Basil’s life was thrown into turmoil by the diagnosis of prostate cancer last summer. Life was already a rollercoaster. He had been in business for more than 30 years – but one of the anniversary cards received was for £800k unpaid tax.

“What hurt was my late father got clobbered with capital gains tax years ago so I was always aware of it and wary of it,” he explains. “I’d been assured by auditors that because my property (the Flamingo at the Talbot Gateway project) had been compulsorily purchased I would be exempt from capital gains tax. Eighteen months later I received a tax bill – in my name, not the business’.”

By the time the dispute went to court the bill stood at £1.2m with interest but Basil won two concessions.

“The judge told me I had been wrongly advised and suggested I take legal representation. He also transferred the debt to business. We agreed a five year payment plan by voluntary arrangement. It’s called a CVA but the trouble is it goes on your accounts, affects licences, everything. I should have just done what everyone else does – a pre-packaged administration which effectively wipes the bill out and lets you go forward hunky dunky. But I’ve got a good name, this town is lovely with me, so I wanted to do the honourable thing. It’s just me, the way I am. But it means finding £250k a year on top of everything else in the toughest economy going.”

Basil adds: “So when I started feeling tired I put it down to stress. It was my sisters who noticed, at dinner, that I kept going to the toilet. I’d started panicking over where the toilets were when I went to meetings.”

His GP did a blood test which found his PSA (Prostate-Specific Antigen) level was 11. “For a man of my age – no, I’m not telling you – it should be 2-3 at most.
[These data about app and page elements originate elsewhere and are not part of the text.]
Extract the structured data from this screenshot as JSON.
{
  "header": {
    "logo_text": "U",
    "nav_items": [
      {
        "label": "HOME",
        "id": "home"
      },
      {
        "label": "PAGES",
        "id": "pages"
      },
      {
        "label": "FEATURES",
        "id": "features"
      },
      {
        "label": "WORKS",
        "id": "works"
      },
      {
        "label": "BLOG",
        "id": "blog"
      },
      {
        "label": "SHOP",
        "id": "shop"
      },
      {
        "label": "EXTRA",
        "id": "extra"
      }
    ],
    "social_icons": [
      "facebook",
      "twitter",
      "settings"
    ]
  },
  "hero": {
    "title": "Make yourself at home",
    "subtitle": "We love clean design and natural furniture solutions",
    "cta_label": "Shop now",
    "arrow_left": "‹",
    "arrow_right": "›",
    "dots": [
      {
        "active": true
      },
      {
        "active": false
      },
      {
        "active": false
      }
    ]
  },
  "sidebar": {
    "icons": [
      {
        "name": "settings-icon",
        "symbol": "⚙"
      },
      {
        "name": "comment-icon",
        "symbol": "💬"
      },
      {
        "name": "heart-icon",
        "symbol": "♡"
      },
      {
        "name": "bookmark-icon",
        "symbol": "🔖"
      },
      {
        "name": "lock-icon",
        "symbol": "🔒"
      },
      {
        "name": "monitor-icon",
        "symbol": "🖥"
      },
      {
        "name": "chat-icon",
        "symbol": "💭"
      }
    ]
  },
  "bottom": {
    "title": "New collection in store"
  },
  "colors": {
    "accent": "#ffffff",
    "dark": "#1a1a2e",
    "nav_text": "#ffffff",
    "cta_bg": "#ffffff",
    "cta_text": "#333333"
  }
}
Mine was in double figures.

“I had no idea what PSA was, I had no idea the prostate, which is the size of a walnut, was so crucial to what a man is.”

His own father died from prostate cancer. “I later learned my grandfather and an uncle went the same way. I convinced myself it was an enlarged prostate or urinary infection but the specialist at the Vic said it could mean the ‘big elephant in the room’.

“It was only later I found out it meant something that’s obvious but which you don’t mention – cancer.”

A biopsy conducted half an hour later found a Gleason Six tumour, “low grade and not progressive.” Basil was told he was suitable for “active surveillance, regular monitoring for the next few years.” Or he could have his prostate removed. “Neither appealed to me.” On the advice of a doctor friend he got a second opinion at a private London clinic. “There was an A-List actor in the next room.” £5,000 later he learned he had four tumours – “a more invasive biopsy covered the other side of the prostate.”

“I was told I needed to act quickly as it was on the edge of my prostate.”

Basil asked about proton therapy. He paid £55k for a six week course at a specialist centre in Munich – the first to offer the experimental therapy in Europe.

He sold his cherished BMW M3 to help foot the bill. “You can’t put a price on your health but the money just wasn’t available – so I had to make some sacrifices.”

Health insurance wouldn’t cover it, the NHS wouldn’t – I appealed but lost. They said other options had been offered to me.”

Since completing the course in December Basil’s PSA level has dropped to four – and is falling further. He returned to Munich last week for a top-up treatment. “They say it’s all completely clear and my PSA level should be down to zero by the end of the year.

“It’s a lifesaver. But I know it’s all about relative values, that not all can afford it. I want to urge men, at the very least, to go and get a PSA check if they’re over 50. Catching it early is crucial. There are so few symptoms.

“Men are reluctant to go. It’s a man thing and they need to get over the embarrassment of it all. I didn’t want to tell people what was happening because I didn’t want people looking at me with sheepdog eyes and thinking poor Basil, he’s not long for this earth. I didn’t want sympathy or pity. I told family and friends but the word got out.

“So I want people to know I’m alive and kicking. It’s left me tired but optimistic. It’s also left me with three minute gold beads in my prostate which helps guide the protons to where the tumours are. So now I really am Golden Balls!”